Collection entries
·····

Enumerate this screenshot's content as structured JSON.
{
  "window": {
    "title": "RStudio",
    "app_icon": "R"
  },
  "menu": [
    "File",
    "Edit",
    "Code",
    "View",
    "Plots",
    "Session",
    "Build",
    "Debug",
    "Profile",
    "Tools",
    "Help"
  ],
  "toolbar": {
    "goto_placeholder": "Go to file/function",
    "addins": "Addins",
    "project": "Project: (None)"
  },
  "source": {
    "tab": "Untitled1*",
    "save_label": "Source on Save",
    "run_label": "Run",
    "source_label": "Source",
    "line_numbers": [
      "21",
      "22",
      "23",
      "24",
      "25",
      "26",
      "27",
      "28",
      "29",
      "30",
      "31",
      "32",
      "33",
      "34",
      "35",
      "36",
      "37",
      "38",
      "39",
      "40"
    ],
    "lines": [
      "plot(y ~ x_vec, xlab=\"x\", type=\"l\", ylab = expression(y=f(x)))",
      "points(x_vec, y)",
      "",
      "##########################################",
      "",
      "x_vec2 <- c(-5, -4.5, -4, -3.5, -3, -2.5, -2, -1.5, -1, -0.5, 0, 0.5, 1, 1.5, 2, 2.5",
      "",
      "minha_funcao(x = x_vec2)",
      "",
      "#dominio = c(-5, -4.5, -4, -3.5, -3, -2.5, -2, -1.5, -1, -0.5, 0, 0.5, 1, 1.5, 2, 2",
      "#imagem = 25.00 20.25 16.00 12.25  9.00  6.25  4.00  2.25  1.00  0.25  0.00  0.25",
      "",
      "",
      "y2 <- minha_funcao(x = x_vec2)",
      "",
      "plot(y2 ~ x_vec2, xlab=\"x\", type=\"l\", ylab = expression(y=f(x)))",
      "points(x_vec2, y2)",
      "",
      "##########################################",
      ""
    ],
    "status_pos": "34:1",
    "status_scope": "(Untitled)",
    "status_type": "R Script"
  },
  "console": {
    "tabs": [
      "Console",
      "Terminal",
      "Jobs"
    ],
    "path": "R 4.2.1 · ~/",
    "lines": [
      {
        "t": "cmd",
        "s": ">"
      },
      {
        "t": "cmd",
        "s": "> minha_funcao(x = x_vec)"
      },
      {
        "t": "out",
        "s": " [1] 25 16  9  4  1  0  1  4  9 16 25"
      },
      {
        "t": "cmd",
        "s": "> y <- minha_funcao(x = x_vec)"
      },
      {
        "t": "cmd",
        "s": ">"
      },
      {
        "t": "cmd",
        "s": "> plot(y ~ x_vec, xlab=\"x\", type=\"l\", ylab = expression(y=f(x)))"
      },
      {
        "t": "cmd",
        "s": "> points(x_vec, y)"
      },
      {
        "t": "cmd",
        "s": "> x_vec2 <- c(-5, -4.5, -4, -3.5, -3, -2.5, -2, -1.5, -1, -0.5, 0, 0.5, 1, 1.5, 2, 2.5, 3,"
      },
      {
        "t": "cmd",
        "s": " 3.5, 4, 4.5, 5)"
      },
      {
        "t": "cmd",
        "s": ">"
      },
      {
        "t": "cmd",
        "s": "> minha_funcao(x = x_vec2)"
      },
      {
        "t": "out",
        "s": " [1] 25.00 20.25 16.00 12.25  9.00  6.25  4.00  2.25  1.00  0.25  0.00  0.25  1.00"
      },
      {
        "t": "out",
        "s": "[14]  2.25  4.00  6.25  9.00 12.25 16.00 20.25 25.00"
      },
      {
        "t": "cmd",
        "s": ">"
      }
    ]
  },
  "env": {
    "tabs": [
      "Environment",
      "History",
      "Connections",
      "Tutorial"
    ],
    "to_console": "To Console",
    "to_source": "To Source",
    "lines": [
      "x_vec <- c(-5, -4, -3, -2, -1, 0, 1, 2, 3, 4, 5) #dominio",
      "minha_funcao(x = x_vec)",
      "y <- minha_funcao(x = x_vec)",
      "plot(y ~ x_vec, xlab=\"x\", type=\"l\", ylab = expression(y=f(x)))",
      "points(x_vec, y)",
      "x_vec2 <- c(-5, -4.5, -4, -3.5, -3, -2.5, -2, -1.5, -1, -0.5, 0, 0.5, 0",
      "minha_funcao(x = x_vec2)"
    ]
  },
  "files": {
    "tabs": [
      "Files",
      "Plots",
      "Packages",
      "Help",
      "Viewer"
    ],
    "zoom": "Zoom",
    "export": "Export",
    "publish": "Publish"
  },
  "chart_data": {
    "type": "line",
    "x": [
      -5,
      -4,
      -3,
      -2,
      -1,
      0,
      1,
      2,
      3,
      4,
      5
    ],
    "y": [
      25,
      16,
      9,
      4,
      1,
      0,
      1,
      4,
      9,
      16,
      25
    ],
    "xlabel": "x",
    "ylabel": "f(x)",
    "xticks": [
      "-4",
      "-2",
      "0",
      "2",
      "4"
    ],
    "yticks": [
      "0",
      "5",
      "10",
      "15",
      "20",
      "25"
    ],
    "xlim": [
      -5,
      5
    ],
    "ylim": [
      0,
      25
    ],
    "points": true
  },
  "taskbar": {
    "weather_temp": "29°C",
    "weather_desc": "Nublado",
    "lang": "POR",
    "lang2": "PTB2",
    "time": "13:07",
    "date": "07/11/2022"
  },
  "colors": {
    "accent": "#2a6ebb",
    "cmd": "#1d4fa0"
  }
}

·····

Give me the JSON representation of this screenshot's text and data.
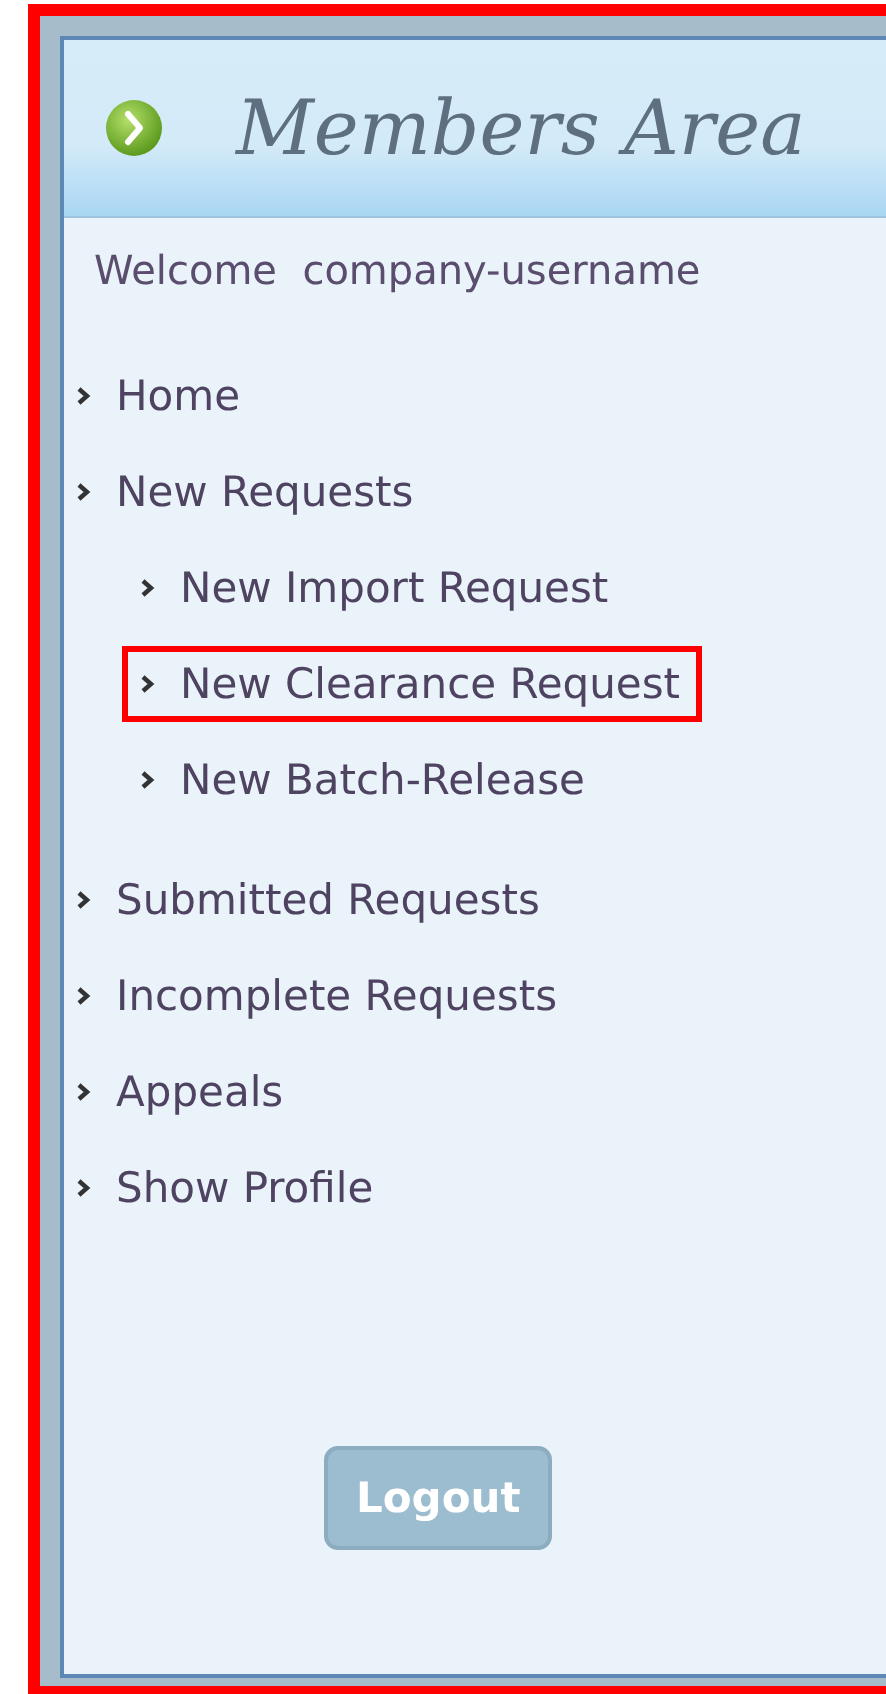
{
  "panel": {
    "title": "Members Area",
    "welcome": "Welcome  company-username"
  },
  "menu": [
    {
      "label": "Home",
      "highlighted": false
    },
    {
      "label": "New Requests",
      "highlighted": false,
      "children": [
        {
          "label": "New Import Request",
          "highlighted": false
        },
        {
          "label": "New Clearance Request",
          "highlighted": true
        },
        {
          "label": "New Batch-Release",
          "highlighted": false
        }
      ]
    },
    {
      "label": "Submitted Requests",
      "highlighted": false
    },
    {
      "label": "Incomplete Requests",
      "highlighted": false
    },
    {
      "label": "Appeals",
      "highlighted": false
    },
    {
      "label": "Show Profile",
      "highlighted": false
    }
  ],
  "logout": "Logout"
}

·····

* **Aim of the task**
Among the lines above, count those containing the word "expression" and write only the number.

* **Task solution**
4